**DATASET ENTRIES**
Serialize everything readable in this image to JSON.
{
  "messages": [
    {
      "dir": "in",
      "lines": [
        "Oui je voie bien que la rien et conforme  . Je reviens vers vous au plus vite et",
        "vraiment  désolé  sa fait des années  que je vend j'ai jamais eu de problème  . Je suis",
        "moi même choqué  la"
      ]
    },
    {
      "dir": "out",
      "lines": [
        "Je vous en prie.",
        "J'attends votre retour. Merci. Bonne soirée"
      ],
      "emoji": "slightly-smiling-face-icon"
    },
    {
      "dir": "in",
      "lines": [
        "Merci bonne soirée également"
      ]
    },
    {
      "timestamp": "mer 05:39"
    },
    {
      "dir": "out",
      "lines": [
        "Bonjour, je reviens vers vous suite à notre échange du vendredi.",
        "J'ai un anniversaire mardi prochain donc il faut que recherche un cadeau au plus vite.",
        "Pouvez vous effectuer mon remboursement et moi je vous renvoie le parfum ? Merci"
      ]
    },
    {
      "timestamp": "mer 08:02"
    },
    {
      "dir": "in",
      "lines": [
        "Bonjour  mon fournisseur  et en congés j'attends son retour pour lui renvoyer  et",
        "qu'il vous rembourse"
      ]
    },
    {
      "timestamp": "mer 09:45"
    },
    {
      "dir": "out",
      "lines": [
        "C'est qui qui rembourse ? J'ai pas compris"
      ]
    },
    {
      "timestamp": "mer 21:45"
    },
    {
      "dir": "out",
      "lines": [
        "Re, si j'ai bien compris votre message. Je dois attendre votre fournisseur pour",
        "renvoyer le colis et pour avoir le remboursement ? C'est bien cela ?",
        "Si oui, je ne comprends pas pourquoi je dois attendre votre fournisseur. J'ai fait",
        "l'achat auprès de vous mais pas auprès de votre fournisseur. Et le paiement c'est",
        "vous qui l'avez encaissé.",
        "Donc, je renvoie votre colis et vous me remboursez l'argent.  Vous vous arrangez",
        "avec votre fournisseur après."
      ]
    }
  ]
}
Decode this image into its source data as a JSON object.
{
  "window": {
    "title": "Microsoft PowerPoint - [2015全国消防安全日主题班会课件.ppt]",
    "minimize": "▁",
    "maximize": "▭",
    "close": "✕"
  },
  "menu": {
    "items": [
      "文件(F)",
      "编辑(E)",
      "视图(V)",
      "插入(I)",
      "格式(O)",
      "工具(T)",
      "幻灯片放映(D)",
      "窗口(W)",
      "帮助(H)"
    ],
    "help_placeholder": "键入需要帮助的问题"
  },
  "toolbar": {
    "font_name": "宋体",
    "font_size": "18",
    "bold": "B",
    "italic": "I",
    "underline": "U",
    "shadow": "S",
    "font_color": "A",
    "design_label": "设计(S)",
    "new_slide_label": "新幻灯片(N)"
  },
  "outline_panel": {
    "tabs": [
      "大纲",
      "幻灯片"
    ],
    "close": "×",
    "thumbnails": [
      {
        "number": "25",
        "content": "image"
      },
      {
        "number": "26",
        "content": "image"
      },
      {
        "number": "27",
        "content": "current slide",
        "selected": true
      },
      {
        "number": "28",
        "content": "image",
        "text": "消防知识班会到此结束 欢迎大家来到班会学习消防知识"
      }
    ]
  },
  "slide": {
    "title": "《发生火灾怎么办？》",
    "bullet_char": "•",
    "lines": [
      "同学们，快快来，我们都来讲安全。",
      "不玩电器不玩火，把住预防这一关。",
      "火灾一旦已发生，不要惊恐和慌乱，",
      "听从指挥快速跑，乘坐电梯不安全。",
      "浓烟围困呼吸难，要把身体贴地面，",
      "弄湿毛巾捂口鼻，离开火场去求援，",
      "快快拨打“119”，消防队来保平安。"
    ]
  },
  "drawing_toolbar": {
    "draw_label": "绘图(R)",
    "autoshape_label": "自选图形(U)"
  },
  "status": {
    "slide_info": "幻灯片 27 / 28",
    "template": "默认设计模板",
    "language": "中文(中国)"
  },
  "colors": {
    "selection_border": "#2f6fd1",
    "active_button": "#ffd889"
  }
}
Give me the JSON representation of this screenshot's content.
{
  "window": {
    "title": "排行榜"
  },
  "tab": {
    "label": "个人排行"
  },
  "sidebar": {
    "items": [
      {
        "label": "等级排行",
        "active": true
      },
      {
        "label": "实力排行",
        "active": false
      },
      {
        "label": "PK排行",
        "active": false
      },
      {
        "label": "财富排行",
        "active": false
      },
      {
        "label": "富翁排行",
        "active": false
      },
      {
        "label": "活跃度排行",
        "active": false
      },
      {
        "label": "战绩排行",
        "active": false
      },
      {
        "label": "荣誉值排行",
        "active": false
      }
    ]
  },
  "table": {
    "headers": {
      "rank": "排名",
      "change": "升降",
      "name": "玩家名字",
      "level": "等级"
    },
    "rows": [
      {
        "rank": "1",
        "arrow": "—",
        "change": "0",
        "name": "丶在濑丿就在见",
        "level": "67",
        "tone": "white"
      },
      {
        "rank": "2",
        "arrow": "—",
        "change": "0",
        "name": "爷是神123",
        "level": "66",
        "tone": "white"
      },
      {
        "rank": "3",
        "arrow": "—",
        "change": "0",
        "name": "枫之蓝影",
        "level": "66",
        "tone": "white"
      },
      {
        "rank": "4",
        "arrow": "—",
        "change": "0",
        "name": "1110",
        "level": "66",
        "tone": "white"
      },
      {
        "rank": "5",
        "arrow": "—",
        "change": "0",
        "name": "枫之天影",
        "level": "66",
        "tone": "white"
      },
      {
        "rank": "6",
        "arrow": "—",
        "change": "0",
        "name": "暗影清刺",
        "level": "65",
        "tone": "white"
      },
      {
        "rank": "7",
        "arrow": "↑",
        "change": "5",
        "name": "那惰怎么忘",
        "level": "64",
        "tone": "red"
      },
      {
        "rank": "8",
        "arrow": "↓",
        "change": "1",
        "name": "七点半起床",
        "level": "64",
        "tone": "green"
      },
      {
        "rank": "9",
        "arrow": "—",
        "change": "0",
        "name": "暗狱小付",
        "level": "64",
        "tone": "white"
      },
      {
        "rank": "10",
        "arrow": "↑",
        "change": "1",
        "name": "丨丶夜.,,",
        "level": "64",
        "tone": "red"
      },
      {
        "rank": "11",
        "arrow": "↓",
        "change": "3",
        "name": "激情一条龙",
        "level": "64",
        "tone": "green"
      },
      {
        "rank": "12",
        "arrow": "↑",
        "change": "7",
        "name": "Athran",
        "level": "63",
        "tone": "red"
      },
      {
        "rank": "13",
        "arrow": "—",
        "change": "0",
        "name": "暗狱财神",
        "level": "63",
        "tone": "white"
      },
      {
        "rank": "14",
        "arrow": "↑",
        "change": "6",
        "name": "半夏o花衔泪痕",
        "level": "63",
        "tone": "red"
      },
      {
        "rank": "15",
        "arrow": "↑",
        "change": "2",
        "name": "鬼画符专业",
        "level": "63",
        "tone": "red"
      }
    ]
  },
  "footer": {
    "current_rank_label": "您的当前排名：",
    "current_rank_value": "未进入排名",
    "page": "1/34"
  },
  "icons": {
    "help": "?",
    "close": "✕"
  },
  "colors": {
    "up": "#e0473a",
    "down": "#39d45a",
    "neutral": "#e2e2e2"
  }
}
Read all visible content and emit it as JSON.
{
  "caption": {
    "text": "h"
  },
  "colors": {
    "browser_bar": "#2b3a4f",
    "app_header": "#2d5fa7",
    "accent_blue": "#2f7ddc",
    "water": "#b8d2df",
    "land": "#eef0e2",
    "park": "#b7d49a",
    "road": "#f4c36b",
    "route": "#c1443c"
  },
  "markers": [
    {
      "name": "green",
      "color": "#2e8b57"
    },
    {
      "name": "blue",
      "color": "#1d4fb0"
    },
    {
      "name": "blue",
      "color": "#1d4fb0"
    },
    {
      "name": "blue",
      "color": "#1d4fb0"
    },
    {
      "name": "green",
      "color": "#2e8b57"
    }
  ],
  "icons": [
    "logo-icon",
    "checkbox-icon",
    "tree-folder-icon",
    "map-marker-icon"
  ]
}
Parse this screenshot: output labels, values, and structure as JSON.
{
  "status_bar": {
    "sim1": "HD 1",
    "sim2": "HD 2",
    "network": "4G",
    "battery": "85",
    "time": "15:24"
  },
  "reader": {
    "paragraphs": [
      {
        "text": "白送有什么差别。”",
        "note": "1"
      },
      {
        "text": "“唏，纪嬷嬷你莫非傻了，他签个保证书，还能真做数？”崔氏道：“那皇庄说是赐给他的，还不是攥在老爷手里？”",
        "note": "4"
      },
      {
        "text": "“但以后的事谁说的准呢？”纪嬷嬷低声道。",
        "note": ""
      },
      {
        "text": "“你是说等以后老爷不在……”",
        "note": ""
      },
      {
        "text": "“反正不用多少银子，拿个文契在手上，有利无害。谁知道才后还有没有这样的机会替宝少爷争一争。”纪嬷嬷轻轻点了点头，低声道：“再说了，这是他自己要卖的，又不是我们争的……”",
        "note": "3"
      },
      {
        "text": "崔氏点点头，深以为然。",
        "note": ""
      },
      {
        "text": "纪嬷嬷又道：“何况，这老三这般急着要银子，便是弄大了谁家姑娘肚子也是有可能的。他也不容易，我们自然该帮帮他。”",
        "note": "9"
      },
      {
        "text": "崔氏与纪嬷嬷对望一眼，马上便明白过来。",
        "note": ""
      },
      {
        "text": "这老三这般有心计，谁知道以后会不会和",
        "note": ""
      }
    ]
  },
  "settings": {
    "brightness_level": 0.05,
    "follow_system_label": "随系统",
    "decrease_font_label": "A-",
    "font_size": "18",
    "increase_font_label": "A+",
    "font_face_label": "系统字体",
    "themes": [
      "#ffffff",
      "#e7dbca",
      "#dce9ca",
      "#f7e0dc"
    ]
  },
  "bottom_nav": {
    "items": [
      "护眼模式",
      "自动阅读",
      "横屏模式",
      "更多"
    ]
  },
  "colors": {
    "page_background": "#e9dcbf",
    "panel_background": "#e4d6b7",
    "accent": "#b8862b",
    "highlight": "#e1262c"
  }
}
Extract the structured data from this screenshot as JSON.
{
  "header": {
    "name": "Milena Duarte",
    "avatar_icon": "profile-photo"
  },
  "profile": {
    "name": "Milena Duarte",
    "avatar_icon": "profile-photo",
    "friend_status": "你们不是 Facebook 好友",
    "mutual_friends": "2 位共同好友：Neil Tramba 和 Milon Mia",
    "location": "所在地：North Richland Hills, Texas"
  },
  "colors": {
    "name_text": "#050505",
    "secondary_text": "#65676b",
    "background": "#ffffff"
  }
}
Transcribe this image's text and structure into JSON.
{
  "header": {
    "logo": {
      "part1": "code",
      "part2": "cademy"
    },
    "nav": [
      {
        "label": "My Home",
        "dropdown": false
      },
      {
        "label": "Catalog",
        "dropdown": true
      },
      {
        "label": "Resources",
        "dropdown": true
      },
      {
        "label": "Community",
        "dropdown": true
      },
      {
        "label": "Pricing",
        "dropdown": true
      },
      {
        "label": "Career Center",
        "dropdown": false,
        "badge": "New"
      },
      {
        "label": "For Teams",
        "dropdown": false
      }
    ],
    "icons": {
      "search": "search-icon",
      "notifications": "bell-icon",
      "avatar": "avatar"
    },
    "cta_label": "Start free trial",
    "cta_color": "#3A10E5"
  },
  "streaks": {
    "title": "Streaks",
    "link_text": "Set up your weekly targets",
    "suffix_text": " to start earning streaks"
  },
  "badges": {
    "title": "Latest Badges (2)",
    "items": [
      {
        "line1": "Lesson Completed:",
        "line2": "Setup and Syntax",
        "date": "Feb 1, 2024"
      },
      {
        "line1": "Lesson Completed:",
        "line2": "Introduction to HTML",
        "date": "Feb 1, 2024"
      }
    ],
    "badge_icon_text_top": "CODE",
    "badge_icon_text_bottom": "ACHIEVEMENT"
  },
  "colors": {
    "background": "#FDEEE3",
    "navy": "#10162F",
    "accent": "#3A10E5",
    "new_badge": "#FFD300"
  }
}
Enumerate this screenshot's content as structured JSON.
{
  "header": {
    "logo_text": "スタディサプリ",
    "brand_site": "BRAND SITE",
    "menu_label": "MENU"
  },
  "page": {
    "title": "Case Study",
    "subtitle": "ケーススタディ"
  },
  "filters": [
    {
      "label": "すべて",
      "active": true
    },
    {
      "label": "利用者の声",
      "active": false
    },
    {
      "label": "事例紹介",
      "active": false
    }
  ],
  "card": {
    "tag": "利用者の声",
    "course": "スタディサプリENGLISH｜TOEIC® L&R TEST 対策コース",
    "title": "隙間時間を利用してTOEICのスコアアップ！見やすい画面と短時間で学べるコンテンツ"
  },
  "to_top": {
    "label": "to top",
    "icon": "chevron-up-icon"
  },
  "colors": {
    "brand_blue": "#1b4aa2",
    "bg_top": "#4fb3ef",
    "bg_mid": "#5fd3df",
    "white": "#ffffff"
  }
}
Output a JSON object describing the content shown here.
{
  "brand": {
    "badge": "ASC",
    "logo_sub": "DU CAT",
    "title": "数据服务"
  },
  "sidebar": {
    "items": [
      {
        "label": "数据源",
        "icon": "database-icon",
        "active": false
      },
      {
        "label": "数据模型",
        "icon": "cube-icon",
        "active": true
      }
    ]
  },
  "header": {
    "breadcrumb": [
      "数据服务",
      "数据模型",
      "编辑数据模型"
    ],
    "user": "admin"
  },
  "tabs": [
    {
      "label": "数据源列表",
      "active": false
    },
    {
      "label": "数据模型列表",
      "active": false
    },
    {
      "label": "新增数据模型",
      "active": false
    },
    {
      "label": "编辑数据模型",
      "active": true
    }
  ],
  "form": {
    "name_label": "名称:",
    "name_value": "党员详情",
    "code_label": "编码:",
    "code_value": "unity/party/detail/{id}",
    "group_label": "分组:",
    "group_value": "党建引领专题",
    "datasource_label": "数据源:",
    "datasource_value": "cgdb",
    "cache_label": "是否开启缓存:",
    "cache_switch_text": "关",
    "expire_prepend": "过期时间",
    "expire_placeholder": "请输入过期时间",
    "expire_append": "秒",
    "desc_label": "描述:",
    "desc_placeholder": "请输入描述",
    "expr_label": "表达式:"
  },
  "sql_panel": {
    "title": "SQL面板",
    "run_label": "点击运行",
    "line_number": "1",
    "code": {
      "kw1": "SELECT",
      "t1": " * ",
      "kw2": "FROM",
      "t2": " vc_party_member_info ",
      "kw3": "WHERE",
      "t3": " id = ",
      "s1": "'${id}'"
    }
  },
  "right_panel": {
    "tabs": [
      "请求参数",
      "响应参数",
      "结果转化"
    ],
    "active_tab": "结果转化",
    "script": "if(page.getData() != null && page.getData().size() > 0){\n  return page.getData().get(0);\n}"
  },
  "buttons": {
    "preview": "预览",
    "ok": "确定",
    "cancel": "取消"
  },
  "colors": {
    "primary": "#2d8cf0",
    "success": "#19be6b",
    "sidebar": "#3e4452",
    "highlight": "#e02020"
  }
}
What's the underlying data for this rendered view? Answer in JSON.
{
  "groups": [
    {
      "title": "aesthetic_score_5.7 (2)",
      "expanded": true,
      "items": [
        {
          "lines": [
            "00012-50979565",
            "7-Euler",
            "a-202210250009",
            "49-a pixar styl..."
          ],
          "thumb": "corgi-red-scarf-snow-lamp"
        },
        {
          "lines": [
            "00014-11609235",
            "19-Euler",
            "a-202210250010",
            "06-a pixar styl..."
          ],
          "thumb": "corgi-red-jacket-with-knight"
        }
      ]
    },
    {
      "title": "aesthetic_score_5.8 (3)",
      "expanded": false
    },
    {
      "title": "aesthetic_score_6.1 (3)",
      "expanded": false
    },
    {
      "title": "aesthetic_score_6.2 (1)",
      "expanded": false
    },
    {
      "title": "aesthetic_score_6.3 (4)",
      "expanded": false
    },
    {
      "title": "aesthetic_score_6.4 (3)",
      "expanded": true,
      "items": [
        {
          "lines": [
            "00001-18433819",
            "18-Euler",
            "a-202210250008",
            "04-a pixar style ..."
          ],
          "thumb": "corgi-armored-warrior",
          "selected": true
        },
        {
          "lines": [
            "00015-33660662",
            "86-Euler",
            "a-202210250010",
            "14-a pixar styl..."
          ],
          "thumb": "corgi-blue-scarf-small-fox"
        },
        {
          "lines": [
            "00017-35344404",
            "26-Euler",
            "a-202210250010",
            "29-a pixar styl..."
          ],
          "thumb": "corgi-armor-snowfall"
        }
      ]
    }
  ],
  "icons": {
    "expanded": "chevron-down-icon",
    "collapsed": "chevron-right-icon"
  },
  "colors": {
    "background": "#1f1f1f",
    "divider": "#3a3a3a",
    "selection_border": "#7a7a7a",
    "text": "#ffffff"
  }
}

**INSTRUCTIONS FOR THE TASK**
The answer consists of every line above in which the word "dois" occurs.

**RESULT OF THIS TASK**
        "Re, si j'ai bien compris votre message. Je dois attendre votre fournisseur pour",
        "Si oui, je ne comprends pas pourquoi je dois attendre votre fournisseur. J'ai fait",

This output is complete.